Fatima Hewaidi: 3rd culture individual

The life/travels of Fatima Al-Zahra Hewaidi, are plentiful. Libyan by origin, spent her life between Abu Dhabi, United Arab Emirates, and Vancouver.

Fatima has had to adjust to cultural and societal norms across a vast array of countries. It is because she has grown up amidst diverse cultures and constant new ways of life that she naturally gravitated towards pursuing a BA in International Relations at the University of British Columbia. 

"Be honest with yourself and what you really want. Your greatest competitor, and judge, is often yourself - so learn how to listen to your body and be comfortable with embracing change."


What is being fearless: 

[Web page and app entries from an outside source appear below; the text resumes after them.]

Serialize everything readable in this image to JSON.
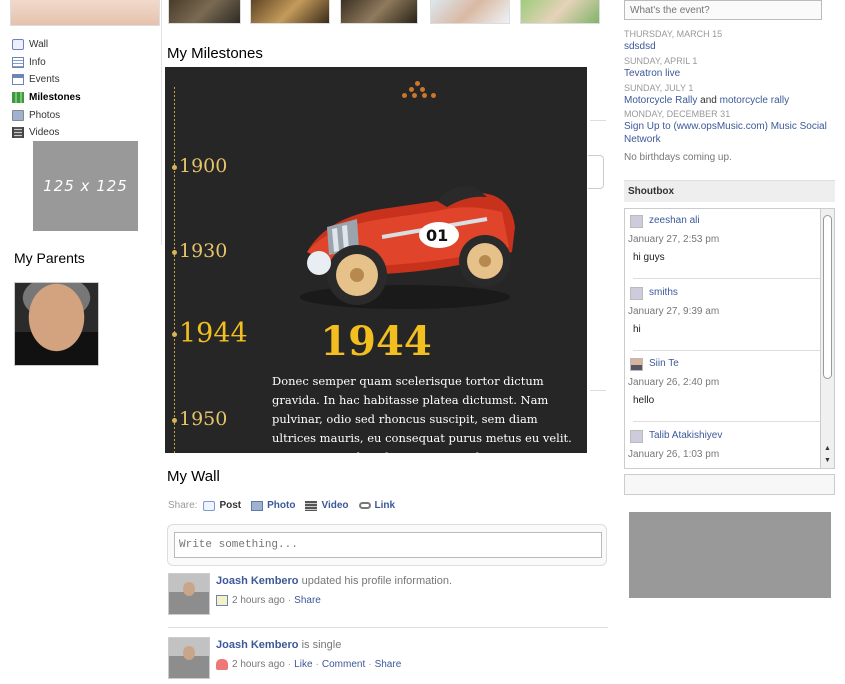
{
  "nav": {
    "items": [
      {
        "label": "Wall"
      },
      {
        "label": "Info"
      },
      {
        "label": "Events"
      },
      {
        "label": "Milestones"
      },
      {
        "label": "Photos"
      },
      {
        "label": "Videos"
      }
    ]
  },
  "left": {
    "ad_text": "125 x 125",
    "parents_title": "My Parents"
  },
  "milestones": {
    "title": "My Milestones",
    "years": [
      "1900",
      "1930",
      "1944",
      "1950"
    ],
    "featured_year": "1944",
    "plate_number": "01",
    "text": "Donec semper quam scelerisque tortor dictum gravida. In hac habitasse platea dictumst. Nam pulvinar, odio sed rhoncus suscipit, sem diam ultrices mauris, eu consequat purus metus eu velit. Proin metus odio, aliquam eget molestie nec, gravida ut sapien. Phasellus quis est sed"
  },
  "wall": {
    "title": "My Wall",
    "share_label": "Share:",
    "share_items": [
      "Post",
      "Photo",
      "Video",
      "Link"
    ],
    "composer_placeholder": "Write something...",
    "feed": [
      {
        "name": "Joash Kembero",
        "action": "updated his profile information.",
        "time": "2 hours ago",
        "links": [
          "Share"
        ]
      },
      {
        "name": "Joash Kembero",
        "action": "is single",
        "time": "2 hours ago",
        "links": [
          "Like",
          "Comment",
          "Share"
        ]
      }
    ]
  },
  "right": {
    "event_placeholder": "What's the event?",
    "events": [
      {
        "date": "THURSDAY, MARCH 15",
        "title": "sdsdsd"
      },
      {
        "date": "SUNDAY, APRIL 1",
        "title": "Tevatron live"
      },
      {
        "date": "SUNDAY, JULY 1",
        "title_a": "Motorcycle Rally",
        "joiner": "and",
        "title_b": "motorcycle rally"
      },
      {
        "date": "MONDAY, DECEMBER 31",
        "title": "Sign Up to (www.opsMusic.com) Music Social Network"
      }
    ],
    "no_birthdays": "No birthdays coming up.",
    "shoutbox_title": "Shoutbox",
    "shouts": [
      {
        "name": "zeeshan ali",
        "time": "January 27, 2:53 pm",
        "message": "hi guys"
      },
      {
        "name": "smiths",
        "time": "January 27, 9:39 am",
        "message": "hi"
      },
      {
        "name": "Siin Te",
        "time": "January 26, 2:40 pm",
        "message": "hello"
      },
      {
        "name": "Talib Atakishiyev",
        "time": "January 26, 1:03 pm",
        "message": ""
      }
    ]
  }
}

To be fearless means to stay true to yourself as you serve a purpose through which you find fulfillment - and doing that on a consistent basis. Staying true to yourself means holding yourself accountable to yourself before anyone else, and at the end of the day, asking whether the decisions you made, the results you achieved, or the dialogue you have exchanged, was the absolute best you could do given the resources you had to work with.

At the same time, being fearless means having the courage to re-evaluate, when necessary, the principles you stand for, the norms that are embedded in your society, and embrace change when your inner gut advises you to do so. That means (1) going against the current alone and persevering; or (2) having the ability to  be open to the voices, opinions, and purposes of others, even when they clash with yours.  We are living beings that thrive best when we interact, and cooperate to achieve goals that are bigger than ones we could have achieved alone. So we must institutionalize, within our own minds, a space for constant reflection, re-evaluation, and adaptation to voices, environments  and trends that were once foreign to us. That all stems from being honest with yourself.

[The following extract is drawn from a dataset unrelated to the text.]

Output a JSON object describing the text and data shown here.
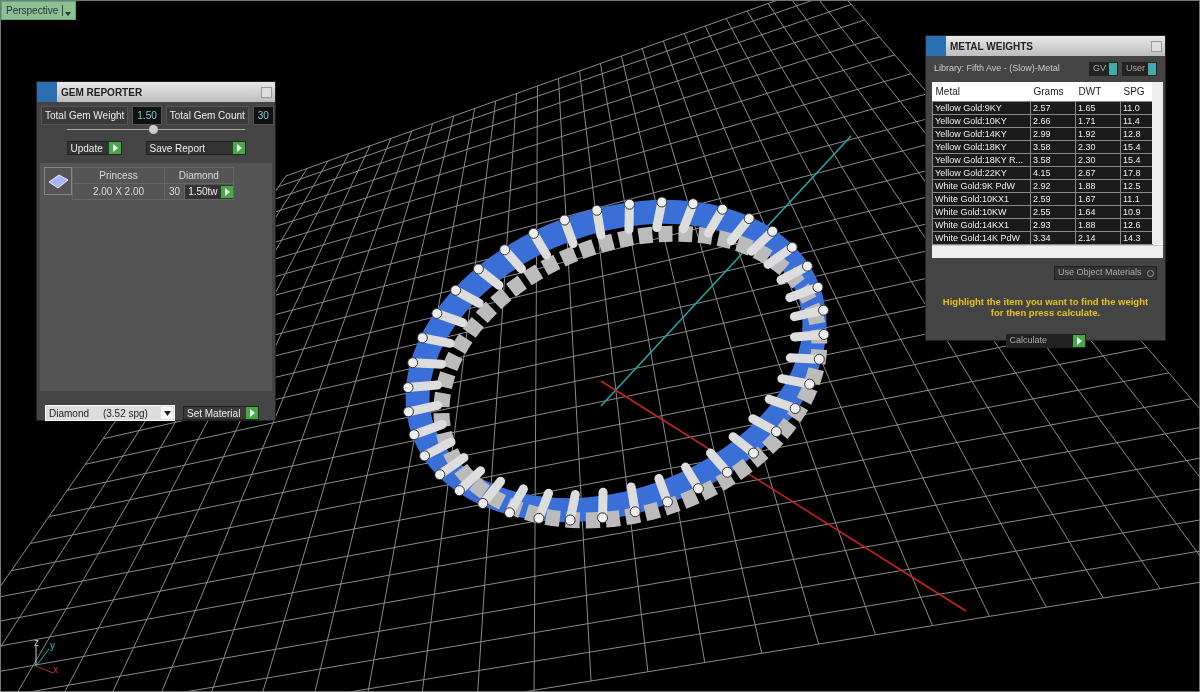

What has been your greatest fear you have had to overcome: 

As a "third culture" individual, I have never had a home to which I felt an innate sense of belonging. My entire family is from Libya, but I was born in Abu Dhabi and raised there as an expat. Which a lot of the time meant that I couldn't call the UAE my "sustainable" home. When I was twelve years old, my family immigrated to Canada. While Vancouver has been a great home to us, I always felt that something was missing and I knew that I couldn't spend my entire life here.

I'm twenty-two now, and I have yet to feel fully Canadian. At the same time, whenever I go back to Libya, I never feel whole-heartedly Libyan. So you can imagine the kind of identity confusion that could follow this line of thinking. To overcome that, I did a lot of deep reflection paired with even more travelling. I keep realizing that the life that I've had so far, with all the moving, becomes all the more enriching especially when I proactively reach out to different cultures. I'm now most comfortable in social circles that involve people from diverse cultural backgrounds. I spent most of last year living in a small French town, which now I consider to be another home of mine. I'm about to move again to Italy for a year and then to Washington D.C. for the following year to complete my graduate studies -- which means more places to call home! 

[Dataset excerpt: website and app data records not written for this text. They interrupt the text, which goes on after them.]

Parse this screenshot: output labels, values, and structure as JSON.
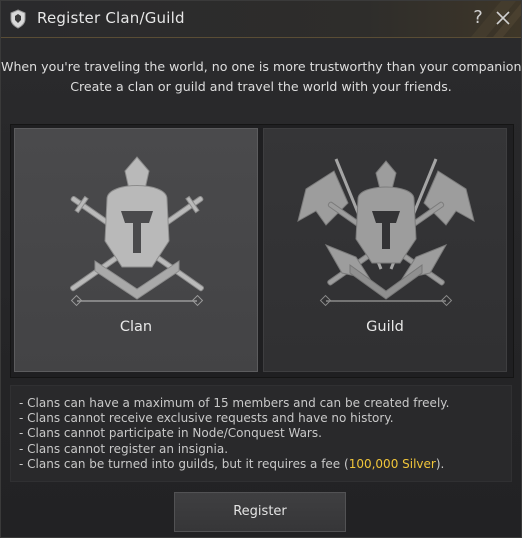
{
  "window": {
    "title": "Register Clan/Guild",
    "title_icon": "shield-crest-icon",
    "help_label": "?",
    "close_icon": "close-icon",
    "accent_color": "#5a4d35"
  },
  "intro": {
    "line1": "When you're traveling the world, no one is more trustworthy than your companions.",
    "line2": "Create a clan or guild and travel the world with your friends."
  },
  "options": {
    "clan": {
      "label": "Clan",
      "icon": "knight-helmet-crossed-swords-icon",
      "selected": true
    },
    "guild": {
      "label": "Guild",
      "icon": "knight-helmet-banners-icon",
      "selected": false
    }
  },
  "notes": {
    "line1": "- Clans can have a maximum of 15 members and can be created freely.",
    "line2": "- Clans cannot receive exclusive requests and have no history.",
    "line3": "- Clans cannot participate in Node/Conquest Wars.",
    "line4": "- Clans cannot register an insignia.",
    "line5_prefix": "- Clans can be turned into guilds, but it requires a fee (",
    "line5_highlight": "100,000 Silver",
    "line5_suffix": ").",
    "highlight_color": "#f0c53a"
  },
  "register_button": {
    "label": "Register"
  }
}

In the end, overcoming my identity dilemma meant deconstructing what "home" really means and tailoring that term to whatever provides me with happiness and a deep sense of fulfillment.


How do you work through your fears: 

I spend a lot of time alone reflecting on what informs my values and decision-making at a given moment in time. Through that process, I try to identify what has worked for me, and what should probably be modified in my thought dynamic.

To fill in the gaps, I explore different options by seeking the advice of mentors who understand my needs and passions (and my flaws), and I regularly engage in new opportunities, particularly ones that I find very challenging, in order to keep growing as a person. I find that every time I set new goals to achieve, or set my mind to acquiring new skills, I leave one more fear behind me and I find new fulfillment in places I didn't exactly expect to do so.


Advice for others: 

Be honest with yourself and what you really want. Your greatest competitor, and judge, is often yourself - so learn how to listen to your body and be comfortable with embracing change.

Make the best out of the experiences that you have. If you feel that you're stuck somewhere for a short while, don't keep thinking about better days ahead. Find (or create) an opportunity that fulfills you in the present moment. When in doubt, make sure to seek the advice of experts and mentors who may offer you ideas you didn't consider before as to how to approach a problem.

Embrace who you are and make sure you really know why you're conforming (or not conforming) to the norms that your community adheres to in your social sphere. And make a genuine effort to understand the values of people from different cultures - your own thought process will grow even richer as a result of that.

Posted by: Nicole Parmar

Photo Credit: Suzanne Rushton Photography